—USC — University of Southern California —
Los Angeles was a rough and tumble frontier town in the 1870s, when a group of public-spirited citizens first dreamed of establishing a university
in the region. Led by Judge Robert Maclay Widney and members of the region's
Methodist Episcopal Conference, those who were eager for the region to advance
enthusiastically supported the idea. Twice
during the decade, prominent citizens came through with land for the new university, but both times the donors died before the transactions could be carried out. A faltering economy further delayed the project. But during the last years of the decade, the economy began to improve, and the Methodist Episcopal Conference revived in earnest its plans for a university in Southern California.
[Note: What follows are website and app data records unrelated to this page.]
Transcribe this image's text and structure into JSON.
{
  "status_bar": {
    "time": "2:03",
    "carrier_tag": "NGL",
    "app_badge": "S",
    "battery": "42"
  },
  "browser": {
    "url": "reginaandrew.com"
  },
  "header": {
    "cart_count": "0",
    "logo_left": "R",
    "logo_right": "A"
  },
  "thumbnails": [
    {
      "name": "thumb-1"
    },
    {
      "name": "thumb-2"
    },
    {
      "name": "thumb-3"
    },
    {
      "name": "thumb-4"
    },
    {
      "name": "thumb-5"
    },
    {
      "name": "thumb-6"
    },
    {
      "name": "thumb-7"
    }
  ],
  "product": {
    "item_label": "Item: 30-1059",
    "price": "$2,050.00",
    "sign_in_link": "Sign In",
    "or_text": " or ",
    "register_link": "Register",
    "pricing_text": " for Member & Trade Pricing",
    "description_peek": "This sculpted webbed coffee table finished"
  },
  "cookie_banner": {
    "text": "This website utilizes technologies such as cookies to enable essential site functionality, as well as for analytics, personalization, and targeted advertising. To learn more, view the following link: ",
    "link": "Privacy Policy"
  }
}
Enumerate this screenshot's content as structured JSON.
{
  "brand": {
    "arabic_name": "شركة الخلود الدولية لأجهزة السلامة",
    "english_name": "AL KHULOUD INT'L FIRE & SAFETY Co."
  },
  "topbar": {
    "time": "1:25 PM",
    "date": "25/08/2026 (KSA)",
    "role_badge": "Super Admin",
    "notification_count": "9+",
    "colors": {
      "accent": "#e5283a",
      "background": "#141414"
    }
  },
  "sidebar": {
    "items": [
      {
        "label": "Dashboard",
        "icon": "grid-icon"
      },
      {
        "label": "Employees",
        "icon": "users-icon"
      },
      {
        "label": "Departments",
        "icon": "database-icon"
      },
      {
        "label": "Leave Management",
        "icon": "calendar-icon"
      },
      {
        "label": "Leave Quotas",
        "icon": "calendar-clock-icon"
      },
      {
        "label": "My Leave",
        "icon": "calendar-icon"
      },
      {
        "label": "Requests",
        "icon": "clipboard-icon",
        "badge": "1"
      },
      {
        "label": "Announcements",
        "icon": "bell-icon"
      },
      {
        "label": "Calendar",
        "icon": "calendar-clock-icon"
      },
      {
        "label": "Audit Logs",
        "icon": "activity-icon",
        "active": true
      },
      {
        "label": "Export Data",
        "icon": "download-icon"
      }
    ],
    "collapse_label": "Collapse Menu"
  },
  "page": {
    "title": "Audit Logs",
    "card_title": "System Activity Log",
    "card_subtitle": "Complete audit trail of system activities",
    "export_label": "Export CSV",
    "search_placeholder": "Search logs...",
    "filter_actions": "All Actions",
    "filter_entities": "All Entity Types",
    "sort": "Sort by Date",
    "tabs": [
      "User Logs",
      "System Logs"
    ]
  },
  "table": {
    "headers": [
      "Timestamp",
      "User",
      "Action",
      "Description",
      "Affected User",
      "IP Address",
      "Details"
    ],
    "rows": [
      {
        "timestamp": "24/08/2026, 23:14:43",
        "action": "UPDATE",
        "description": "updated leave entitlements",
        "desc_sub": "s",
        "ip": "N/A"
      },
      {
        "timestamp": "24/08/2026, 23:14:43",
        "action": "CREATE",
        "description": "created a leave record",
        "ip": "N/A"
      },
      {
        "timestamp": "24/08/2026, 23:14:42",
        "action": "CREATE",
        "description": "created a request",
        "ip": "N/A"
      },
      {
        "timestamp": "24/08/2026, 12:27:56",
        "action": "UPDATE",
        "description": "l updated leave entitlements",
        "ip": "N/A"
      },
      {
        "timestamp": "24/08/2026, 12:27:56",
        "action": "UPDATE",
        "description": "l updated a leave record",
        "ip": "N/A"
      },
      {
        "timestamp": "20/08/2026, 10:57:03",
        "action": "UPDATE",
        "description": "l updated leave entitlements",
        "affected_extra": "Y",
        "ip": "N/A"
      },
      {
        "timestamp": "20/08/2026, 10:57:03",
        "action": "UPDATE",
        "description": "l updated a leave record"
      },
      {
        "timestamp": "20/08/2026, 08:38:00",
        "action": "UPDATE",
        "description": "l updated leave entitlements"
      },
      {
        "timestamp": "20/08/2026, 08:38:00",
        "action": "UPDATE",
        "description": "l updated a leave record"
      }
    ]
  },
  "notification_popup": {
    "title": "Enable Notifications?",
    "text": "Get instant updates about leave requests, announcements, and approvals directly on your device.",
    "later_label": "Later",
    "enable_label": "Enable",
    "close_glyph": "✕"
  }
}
In 1879, three civic leaders—Ozro W. Childs, a Protestant horticulturalist; John G. Downey, h Irish-Catholic pharmacist who had served as governor of
California from 1860 to 1862; and lsaias W. Hellman, a German-Jewish banker and philanthropist—deeded 308 lots to the Board of Trustees, located in an area designated "West Los Angeles," near the intersection of Figueroa Street and Exposition Boulevard. Sales of the lots were to create an endowment to provide seeds of financial support for the institution. A portion of the land, located within the original land grant establishing
"El Pueblo de la Reina (Reyna) de Los Angeles," was to be reserved for the actual campus.
Some 1,000 people—10 percent of the population of Los Angeles—turned out on September 4, 1880 to witness the laying of the cornerstone for USC's first building. By the time that building (now known as Widney Alumni House) opened its doors, many of these people had joined Childs, Downey and Hellman as USC's first benefactors. Judge Widney was the first president of the USC Board of Trustees, and the Rev. Marion McKinley Bovard was the university's first president.